He has run between 21.3 miles to 37 miles each day.
"I'm physically pretty sore," he said. "My muscles are fatigued to say the least."
As of Friday morning, Hall had raised $3,780, according to his website, crushcancer.webs.com.
Throughout his trip, every hotel has provided a complimentary room and at nearly every restaurant, someone has picked up his tab after hearing why he is running 353 miles.
At one stop, a hotel employee went to the local Walmart, bought Hall sunscreen when the hotel had none and left it at the front desk for him the next morning.
"The generosity and kindness of so many strangers has really awed me," he said.
Hall is running to the home of his late uncle, Timothy Thurlow, in Fulton, which is about 30 miles north of Syracuse.
Hall, whose aunt and uncle both died from cancer within the past 10 years, has said the memory of his aunt and uncle have been the inspiration for this effort.
His goal has been to run as much of the trip as possible and thus far he estimated that 85 percent of his travel has been running.
"If I stop, it's to chug some water or to stop at some gas station and get some fruit," he said.
A typical day for Hall begins with breakfast between 6 and 6:30 a.m. After letting his food settle, he starts running at 9 a.m. and has been finishing between 2 and 3:30 p.m.
"In the beginning, I was pleasantly surprised of my ability," he said. "Now I can definitely see my body wearing down."

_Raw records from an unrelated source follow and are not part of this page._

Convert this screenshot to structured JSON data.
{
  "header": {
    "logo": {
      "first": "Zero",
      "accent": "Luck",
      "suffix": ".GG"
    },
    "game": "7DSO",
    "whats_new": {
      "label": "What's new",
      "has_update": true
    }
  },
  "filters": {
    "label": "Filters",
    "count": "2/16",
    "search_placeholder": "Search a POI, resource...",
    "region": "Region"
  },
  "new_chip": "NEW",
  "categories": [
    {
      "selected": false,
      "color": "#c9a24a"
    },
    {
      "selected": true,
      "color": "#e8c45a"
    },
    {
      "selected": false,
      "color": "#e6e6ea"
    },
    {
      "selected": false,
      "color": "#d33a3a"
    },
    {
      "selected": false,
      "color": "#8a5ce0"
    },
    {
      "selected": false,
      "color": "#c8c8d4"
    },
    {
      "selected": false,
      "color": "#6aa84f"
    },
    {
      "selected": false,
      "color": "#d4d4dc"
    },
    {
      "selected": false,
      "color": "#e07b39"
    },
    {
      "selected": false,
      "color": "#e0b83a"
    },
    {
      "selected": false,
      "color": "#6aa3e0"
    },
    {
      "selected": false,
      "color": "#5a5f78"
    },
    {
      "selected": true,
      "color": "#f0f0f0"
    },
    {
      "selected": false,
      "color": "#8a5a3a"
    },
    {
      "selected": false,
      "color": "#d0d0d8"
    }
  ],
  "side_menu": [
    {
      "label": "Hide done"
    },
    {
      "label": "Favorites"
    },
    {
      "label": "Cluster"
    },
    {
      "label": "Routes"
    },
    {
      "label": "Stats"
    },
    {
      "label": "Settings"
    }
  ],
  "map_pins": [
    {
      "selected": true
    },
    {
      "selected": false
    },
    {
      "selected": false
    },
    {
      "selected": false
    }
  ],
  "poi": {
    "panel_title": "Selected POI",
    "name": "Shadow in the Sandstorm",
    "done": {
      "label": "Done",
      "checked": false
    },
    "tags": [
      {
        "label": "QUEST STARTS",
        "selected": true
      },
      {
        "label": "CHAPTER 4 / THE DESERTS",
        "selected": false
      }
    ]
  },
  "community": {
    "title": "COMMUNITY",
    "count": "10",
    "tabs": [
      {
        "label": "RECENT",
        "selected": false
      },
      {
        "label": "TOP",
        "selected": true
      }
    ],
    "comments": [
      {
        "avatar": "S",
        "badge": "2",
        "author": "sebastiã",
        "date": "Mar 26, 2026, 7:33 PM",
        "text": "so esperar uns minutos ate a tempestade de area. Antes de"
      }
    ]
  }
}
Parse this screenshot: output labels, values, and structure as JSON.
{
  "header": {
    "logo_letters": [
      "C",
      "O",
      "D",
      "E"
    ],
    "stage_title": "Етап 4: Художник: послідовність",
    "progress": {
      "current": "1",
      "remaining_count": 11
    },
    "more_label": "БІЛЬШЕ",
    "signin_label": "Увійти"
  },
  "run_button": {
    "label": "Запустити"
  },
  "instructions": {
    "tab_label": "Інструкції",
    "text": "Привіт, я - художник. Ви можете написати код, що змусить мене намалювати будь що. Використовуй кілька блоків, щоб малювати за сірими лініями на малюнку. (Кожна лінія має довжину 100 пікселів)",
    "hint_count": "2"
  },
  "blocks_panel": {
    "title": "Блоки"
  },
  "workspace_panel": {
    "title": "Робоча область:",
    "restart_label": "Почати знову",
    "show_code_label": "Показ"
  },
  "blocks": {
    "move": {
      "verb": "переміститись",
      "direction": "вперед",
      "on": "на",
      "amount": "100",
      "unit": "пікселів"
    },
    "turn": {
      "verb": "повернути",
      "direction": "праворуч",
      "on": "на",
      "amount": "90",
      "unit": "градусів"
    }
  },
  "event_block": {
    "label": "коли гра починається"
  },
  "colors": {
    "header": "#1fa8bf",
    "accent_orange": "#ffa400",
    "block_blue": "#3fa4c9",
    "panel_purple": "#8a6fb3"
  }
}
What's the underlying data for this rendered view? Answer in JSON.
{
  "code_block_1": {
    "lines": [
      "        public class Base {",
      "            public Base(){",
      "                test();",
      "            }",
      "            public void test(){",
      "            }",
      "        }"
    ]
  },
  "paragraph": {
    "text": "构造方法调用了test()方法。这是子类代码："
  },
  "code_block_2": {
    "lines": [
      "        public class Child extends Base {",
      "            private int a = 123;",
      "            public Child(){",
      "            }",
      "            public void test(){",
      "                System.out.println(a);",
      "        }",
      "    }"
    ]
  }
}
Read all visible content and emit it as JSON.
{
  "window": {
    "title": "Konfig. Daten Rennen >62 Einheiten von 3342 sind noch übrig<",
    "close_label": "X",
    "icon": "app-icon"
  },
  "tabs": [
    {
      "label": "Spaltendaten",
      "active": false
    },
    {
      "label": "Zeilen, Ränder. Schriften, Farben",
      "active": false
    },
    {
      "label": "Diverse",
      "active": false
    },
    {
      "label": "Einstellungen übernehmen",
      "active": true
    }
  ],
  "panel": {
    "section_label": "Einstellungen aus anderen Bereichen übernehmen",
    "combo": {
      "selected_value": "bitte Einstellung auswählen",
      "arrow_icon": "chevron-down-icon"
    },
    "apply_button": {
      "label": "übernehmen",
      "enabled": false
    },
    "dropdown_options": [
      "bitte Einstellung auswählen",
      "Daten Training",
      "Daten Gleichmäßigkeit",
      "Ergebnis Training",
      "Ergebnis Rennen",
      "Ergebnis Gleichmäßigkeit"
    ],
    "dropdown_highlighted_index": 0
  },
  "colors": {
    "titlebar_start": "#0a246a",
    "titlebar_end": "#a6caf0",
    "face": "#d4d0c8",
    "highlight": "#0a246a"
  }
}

He said he has been interviewed by seven to eight newspapers, two television stations, and a handful of radio stations throughout the past two weeks.